Reducing Depression in Metlakatla Adolescents Through Prevention and Intervention Training in Educators

Katrina D. Reitz, Bethel University

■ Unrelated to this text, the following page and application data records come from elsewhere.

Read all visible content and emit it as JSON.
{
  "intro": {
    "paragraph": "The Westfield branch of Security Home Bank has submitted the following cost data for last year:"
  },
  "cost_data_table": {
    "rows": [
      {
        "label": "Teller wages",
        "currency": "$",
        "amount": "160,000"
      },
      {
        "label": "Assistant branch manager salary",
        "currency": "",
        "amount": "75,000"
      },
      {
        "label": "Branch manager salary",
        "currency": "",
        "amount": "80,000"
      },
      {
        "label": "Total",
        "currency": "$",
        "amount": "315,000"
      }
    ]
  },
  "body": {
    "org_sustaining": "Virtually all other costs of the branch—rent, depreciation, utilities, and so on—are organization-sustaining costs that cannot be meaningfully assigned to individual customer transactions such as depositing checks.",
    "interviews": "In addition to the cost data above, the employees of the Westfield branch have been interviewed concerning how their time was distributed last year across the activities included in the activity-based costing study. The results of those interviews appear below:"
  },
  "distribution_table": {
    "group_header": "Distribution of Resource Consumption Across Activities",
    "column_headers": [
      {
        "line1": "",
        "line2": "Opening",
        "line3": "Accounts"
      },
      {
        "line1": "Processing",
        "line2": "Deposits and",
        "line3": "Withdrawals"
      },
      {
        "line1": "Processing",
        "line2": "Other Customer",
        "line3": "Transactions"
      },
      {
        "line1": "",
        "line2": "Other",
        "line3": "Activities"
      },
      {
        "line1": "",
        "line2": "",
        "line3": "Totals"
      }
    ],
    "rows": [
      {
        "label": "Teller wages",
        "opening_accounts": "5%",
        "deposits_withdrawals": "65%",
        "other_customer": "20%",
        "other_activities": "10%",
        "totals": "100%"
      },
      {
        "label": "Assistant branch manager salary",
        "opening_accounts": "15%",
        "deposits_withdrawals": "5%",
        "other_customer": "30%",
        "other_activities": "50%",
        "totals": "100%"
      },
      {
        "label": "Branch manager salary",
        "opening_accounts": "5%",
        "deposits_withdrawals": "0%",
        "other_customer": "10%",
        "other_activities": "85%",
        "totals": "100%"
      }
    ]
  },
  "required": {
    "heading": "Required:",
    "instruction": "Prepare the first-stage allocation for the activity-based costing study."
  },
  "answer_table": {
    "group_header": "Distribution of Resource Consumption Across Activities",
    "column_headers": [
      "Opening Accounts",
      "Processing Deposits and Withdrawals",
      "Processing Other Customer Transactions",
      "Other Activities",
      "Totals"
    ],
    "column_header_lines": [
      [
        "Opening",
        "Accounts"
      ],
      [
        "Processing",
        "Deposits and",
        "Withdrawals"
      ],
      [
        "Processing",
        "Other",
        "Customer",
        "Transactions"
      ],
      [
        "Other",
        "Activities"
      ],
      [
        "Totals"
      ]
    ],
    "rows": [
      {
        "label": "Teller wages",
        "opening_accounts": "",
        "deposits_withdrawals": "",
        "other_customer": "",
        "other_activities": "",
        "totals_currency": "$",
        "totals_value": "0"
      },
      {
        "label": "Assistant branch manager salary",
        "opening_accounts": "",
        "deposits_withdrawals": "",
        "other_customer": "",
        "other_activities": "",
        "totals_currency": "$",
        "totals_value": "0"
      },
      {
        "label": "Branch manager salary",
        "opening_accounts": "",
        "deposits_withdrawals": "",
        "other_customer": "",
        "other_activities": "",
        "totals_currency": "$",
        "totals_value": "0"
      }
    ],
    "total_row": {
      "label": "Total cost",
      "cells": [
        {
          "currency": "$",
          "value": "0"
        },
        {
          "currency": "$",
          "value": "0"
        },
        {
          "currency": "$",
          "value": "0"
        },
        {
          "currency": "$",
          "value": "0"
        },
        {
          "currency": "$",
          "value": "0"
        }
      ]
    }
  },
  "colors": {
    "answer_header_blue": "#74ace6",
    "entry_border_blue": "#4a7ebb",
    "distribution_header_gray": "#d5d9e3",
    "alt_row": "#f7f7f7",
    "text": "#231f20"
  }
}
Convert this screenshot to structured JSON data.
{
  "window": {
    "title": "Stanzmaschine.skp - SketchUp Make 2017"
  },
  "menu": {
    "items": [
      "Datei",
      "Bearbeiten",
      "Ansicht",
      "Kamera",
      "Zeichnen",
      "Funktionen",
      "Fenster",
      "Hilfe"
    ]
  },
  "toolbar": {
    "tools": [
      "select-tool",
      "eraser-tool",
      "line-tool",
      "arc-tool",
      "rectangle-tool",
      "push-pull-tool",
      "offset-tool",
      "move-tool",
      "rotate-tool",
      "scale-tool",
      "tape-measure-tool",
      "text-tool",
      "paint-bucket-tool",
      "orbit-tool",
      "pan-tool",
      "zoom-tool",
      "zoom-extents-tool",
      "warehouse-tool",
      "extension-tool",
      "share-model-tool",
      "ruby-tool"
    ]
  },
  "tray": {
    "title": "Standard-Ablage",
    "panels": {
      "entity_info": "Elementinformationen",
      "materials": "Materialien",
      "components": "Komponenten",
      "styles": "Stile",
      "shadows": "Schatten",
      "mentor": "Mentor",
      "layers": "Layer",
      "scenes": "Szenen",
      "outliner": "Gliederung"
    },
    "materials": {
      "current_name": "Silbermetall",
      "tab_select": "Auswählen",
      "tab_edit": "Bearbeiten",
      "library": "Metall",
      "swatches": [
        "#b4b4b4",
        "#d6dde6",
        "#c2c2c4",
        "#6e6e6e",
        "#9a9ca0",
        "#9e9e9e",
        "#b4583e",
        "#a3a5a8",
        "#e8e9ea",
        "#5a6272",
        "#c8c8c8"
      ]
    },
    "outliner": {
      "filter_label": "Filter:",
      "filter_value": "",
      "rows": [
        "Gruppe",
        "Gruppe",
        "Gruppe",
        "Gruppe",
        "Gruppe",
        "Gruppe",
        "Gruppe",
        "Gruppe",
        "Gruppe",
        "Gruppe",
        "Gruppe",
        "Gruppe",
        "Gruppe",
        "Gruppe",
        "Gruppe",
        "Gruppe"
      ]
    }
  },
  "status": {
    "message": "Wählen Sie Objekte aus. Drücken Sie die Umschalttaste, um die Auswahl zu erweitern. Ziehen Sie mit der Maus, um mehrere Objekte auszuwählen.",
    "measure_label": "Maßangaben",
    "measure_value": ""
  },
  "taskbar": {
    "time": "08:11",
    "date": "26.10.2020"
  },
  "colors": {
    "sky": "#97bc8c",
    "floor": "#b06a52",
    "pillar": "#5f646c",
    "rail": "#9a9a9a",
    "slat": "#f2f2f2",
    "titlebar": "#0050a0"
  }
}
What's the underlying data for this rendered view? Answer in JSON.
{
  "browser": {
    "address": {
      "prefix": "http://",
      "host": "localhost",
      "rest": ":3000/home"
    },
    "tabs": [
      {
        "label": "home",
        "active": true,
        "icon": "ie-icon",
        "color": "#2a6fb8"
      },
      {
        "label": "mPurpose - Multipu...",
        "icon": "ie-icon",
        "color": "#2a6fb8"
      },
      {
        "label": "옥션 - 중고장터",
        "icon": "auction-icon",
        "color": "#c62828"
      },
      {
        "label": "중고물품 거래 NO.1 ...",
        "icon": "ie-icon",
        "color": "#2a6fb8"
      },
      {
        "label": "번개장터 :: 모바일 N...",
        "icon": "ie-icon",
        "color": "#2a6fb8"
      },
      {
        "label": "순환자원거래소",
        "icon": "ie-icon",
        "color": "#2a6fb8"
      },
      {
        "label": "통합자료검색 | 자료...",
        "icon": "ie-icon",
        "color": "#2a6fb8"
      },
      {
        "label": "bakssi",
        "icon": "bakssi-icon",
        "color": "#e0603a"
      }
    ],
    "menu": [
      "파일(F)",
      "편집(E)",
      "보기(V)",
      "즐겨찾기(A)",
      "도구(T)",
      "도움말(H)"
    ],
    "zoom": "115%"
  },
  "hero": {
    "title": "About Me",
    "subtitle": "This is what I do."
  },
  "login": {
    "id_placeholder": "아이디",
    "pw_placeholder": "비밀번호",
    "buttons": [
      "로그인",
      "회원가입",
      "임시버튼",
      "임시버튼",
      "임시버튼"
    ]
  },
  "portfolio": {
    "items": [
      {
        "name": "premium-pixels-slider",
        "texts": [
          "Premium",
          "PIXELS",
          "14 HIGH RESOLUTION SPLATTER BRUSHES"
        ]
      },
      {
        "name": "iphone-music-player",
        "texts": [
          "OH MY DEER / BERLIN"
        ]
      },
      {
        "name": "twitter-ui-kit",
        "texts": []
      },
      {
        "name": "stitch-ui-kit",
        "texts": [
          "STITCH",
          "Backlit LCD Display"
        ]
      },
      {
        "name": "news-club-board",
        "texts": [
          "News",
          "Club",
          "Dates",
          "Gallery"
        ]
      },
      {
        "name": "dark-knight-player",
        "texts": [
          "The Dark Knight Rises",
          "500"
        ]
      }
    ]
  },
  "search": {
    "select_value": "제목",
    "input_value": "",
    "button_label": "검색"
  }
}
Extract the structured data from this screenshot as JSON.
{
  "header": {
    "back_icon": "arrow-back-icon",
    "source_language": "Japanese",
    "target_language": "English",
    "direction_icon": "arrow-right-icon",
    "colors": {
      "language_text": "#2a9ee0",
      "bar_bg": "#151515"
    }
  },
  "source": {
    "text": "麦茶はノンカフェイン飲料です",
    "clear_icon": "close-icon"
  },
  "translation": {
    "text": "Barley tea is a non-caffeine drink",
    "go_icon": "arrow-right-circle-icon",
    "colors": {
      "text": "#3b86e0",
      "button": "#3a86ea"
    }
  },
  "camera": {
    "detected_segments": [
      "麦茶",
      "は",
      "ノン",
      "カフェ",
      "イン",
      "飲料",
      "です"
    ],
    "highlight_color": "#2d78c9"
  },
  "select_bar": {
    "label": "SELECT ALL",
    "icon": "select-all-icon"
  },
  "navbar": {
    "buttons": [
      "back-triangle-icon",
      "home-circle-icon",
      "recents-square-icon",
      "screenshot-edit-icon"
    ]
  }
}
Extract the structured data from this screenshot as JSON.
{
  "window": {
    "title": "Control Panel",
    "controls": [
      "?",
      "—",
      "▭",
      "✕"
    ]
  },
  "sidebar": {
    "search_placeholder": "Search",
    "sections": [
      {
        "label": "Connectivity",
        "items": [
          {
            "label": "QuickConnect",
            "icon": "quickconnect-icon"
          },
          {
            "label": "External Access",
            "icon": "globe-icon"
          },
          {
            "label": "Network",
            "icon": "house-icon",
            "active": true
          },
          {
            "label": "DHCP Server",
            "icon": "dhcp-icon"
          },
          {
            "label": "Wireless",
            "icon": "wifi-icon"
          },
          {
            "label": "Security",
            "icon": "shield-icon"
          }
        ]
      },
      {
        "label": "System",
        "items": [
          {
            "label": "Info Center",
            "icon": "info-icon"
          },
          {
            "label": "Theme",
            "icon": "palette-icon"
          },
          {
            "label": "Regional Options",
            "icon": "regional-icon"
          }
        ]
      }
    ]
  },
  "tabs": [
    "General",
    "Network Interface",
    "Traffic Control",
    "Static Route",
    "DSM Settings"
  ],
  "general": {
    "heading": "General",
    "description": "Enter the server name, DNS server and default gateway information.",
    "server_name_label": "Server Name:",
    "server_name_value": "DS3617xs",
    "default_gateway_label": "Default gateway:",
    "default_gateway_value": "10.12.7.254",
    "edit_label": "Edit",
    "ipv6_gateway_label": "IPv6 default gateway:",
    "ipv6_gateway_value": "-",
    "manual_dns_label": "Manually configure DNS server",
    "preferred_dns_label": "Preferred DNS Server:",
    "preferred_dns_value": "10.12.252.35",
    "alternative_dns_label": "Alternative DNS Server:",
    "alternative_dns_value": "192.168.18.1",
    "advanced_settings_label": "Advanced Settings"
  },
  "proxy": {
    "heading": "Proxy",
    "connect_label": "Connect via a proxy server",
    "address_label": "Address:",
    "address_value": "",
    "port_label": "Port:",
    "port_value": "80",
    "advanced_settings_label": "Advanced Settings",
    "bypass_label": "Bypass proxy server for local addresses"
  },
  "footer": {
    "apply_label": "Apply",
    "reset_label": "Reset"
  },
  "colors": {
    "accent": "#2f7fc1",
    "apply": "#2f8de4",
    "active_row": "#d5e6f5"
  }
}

American Indian and Alaskan Natives (AI/AN) are reported to experience 2.5 times more psychological distress when compared to non-indigenous populations (Anxiety and Depression Association of America [ADAA], 2020). The Metlakatla Indian Community in Alaska is one AI/AN group that has high rates of mental illness (J. Burton, personal communication, October 7, 2020). Youth in the U.S. spend approximately 20% of their time in a school setting, therefore depression prevention and intervention education programs are increasingly considered best practiced in schools (Joshi, 2019). Educators have thus been identified as individuals that can be highly effective in recognizing and intervening when a student has a depressive disorder (Joshi, 2019). For this community project a pamphlet was created with the purpose of educating Metlakatla educators. Information in the pamphlet includes why adolescent depression is a relevant issue, how educators play a vital role in recognizing depression in their students, signs and symptoms of adolescent depression, ways educators can intervene with their depressed students and available mental health resources. This information could be further administered on a broader scale in future extensions of this project.